Everyone needs help, but rarely do we think that the best way to help each other is to be constantly working on improving ourselves.⠀
It's kind of like when an airline tells you, in a case of lost cabin pressure, to put your own mask on first before helping others.
If we could detach ourselves from the initial, panicky and anxious, emotional response, we'd be able to make clear logical decisions about the most effective and efficient ways to help others. ⠀
Let me challenge you with a troubling scenario.⠀

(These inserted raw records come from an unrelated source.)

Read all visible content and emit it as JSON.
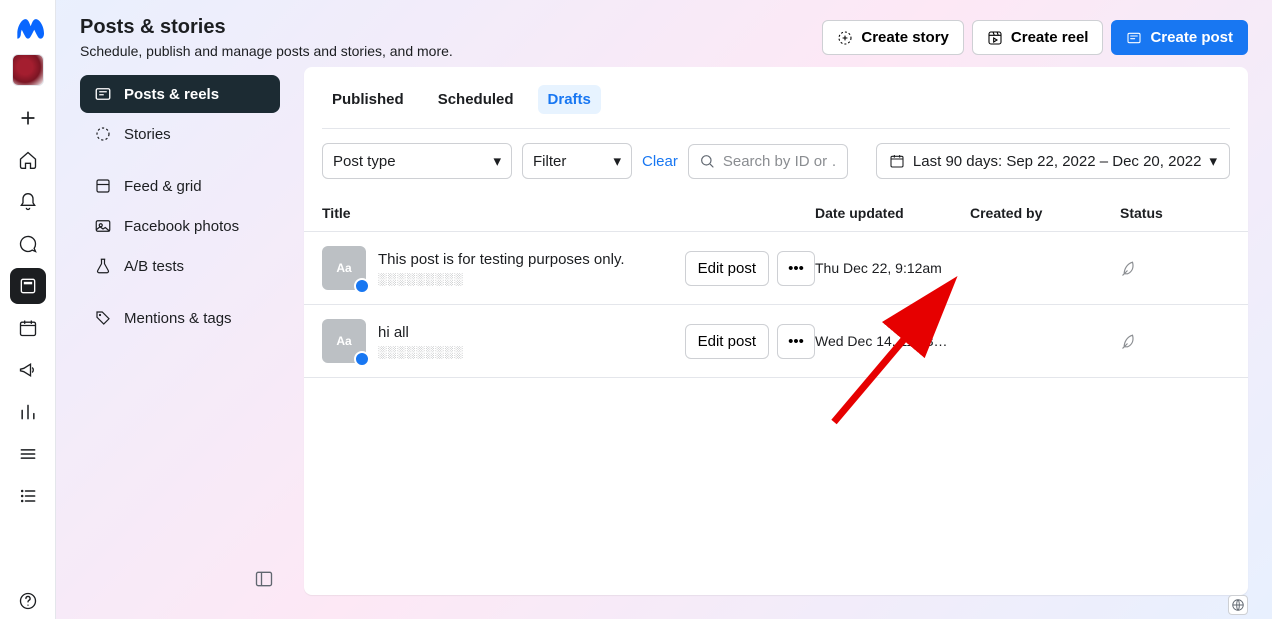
{
  "header": {
    "title": "Posts & stories",
    "subtitle": "Schedule, publish and manage posts and stories, and more.",
    "actions": {
      "create_story": "Create story",
      "create_reel": "Create reel",
      "create_post": "Create post"
    }
  },
  "sidebar": {
    "items": [
      {
        "label": "Posts & reels"
      },
      {
        "label": "Stories"
      },
      {
        "label": "Feed & grid"
      },
      {
        "label": "Facebook photos"
      },
      {
        "label": "A/B tests"
      },
      {
        "label": "Mentions & tags"
      }
    ]
  },
  "tabs": {
    "published": "Published",
    "scheduled": "Scheduled",
    "drafts": "Drafts"
  },
  "filters": {
    "post_type": "Post type",
    "filter": "Filter",
    "clear": "Clear",
    "search_placeholder": "Search by ID or …",
    "date_range": "Last 90 days: Sep 22, 2022 – Dec 20, 2022"
  },
  "table": {
    "columns": {
      "title": "Title",
      "date": "Date updated",
      "created": "Created by",
      "status": "Status"
    },
    "rows": [
      {
        "title": "This post is for testing purposes only.",
        "edit_label": "Edit post",
        "date": "Thu Dec 22, 9:12am"
      },
      {
        "title": "hi all",
        "edit_label": "Edit post",
        "date": "Wed Dec 14, 11:43…"
      }
    ]
  }
}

Any loving parent would argue that helping their children first is the better course of action. But what if, because you spent so much time struggling to get oxygen, your body slowed and you just managed to cover your child and yourself before needing to take some deep breaths. ⠀
Now, there are other children without masks on, maybe a family is larger than usual and the parents haven't had the time to cover all of their kids yet, or maybe the children are travelling alone. ⠀
Because you prioritized your own child, you are now short of breath and unable to help them. ⠀
On a personal scale you were selfless, but on a global scale you were selfish.
Although it's a difficult subject to ponder, adopting this degree of global selflessness or altruism is what Marie Curie or the Stoics are referring to when they say, "we must focus on ourselves first."⠀
⠀Remember though, it is only in order to help others better. ⠀
See if you can catch yourself in those moments of emotionally clouded judgement. Slow things down and "hit the biggest domino" so that every following event is much easier to handle.⠀
The same goes for business and productivity. It's a universal concept.